• WHAT NEEDS TO BE DONE
State the number of lines in these records that include the word "thumbs", and add nothing to it.
[[ TASK MATERIAL open ]]
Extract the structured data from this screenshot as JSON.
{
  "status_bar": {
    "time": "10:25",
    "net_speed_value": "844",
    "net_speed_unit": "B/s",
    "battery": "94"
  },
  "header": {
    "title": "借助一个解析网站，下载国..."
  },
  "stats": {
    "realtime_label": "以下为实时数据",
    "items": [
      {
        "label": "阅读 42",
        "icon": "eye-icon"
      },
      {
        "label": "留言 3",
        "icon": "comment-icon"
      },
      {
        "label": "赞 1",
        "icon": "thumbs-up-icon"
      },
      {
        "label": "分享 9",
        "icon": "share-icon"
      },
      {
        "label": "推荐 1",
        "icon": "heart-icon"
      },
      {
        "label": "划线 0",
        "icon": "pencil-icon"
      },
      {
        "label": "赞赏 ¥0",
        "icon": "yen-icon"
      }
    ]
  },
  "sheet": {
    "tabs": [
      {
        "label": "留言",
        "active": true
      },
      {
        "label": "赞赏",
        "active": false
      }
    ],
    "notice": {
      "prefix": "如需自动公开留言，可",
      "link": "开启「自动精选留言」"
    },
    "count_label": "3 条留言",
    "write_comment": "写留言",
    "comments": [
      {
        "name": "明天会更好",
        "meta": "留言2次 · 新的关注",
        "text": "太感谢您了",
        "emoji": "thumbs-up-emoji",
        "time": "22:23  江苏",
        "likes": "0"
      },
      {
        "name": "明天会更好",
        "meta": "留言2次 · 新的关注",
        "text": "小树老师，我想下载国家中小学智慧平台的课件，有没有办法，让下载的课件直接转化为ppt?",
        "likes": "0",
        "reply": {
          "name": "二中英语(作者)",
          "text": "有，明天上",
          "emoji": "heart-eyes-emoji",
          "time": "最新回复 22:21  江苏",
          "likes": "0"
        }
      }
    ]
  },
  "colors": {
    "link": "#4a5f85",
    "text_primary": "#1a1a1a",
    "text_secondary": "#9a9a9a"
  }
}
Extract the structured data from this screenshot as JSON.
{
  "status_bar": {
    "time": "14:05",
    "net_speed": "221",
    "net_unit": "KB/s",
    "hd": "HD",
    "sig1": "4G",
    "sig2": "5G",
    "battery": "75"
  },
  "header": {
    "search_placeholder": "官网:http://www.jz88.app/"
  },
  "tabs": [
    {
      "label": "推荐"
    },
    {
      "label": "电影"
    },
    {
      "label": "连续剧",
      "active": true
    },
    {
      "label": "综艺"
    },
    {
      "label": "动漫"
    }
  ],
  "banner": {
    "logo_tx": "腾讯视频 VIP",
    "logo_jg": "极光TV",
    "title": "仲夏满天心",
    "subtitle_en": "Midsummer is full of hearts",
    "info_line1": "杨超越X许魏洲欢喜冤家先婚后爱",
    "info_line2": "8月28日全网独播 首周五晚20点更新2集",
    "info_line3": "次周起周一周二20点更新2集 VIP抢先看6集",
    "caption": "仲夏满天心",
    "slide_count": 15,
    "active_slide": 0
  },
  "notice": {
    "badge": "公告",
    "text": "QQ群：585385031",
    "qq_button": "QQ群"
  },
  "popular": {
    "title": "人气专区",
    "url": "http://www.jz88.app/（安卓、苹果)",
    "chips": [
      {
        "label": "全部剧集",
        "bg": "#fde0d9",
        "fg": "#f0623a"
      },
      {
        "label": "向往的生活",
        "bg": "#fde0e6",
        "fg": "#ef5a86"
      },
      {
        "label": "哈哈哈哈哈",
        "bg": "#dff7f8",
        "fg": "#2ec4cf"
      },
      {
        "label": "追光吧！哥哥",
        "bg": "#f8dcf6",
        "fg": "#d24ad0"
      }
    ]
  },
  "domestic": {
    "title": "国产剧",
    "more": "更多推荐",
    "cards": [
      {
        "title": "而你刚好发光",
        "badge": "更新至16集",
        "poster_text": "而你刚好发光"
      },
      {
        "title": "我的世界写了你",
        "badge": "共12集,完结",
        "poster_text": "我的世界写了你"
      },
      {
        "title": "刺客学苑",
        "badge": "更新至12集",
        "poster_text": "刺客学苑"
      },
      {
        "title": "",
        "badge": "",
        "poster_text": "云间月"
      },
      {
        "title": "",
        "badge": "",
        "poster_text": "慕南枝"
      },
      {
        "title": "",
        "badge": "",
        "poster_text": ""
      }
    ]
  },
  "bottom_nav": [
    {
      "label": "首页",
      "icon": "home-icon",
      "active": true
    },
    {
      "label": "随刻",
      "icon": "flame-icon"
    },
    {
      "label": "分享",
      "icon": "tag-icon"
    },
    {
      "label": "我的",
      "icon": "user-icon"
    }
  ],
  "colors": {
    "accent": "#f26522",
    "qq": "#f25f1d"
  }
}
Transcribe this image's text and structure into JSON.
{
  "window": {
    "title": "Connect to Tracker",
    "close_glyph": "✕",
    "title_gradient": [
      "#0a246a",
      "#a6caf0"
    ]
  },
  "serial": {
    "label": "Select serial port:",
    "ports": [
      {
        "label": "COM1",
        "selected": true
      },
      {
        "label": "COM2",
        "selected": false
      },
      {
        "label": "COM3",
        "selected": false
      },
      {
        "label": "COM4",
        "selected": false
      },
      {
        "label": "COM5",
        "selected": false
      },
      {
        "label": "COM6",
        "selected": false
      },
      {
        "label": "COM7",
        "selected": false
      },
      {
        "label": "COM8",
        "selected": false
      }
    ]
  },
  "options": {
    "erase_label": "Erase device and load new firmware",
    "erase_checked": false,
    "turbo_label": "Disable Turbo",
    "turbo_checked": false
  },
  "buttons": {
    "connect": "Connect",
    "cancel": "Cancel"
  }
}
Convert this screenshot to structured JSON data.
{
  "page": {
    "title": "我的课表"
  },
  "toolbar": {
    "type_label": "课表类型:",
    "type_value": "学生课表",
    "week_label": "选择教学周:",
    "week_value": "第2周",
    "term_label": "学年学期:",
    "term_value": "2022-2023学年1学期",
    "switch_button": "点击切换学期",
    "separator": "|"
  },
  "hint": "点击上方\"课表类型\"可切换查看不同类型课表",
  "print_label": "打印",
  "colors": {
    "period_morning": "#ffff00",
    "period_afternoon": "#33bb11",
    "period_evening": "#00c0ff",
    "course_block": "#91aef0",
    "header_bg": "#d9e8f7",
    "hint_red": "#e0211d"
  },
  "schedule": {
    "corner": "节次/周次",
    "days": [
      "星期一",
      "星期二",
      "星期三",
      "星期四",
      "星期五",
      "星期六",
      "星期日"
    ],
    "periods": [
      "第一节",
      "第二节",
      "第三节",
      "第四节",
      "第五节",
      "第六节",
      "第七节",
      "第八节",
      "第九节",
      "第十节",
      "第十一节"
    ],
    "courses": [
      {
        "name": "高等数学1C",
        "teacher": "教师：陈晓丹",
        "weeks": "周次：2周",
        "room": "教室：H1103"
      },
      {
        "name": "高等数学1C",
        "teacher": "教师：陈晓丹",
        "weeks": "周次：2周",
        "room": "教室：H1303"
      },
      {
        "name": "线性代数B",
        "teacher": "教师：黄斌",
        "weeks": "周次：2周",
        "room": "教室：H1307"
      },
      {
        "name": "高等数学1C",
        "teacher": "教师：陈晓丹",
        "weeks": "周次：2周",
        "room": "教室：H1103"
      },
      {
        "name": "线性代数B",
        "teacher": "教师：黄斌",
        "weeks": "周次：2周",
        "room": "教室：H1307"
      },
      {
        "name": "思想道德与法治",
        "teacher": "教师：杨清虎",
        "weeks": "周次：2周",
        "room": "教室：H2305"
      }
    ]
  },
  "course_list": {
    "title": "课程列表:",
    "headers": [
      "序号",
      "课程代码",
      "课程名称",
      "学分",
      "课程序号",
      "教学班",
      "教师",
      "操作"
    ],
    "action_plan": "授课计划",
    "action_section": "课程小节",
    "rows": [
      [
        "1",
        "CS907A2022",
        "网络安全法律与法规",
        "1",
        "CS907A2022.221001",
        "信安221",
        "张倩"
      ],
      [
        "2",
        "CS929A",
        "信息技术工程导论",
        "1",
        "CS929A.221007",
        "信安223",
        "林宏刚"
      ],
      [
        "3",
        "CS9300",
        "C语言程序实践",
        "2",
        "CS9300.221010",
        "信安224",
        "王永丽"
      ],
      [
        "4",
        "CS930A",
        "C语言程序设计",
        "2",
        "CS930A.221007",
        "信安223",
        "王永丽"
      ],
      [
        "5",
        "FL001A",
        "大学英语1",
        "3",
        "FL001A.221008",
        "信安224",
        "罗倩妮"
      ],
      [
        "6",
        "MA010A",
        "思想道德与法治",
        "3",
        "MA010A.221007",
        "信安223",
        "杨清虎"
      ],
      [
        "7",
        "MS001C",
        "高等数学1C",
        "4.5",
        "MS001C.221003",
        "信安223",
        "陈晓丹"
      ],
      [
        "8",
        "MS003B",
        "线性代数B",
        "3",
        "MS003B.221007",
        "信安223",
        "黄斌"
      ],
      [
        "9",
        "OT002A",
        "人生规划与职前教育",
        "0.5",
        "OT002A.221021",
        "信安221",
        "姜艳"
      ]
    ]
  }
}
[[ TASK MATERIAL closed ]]
• WRITTEN SOLUTION
2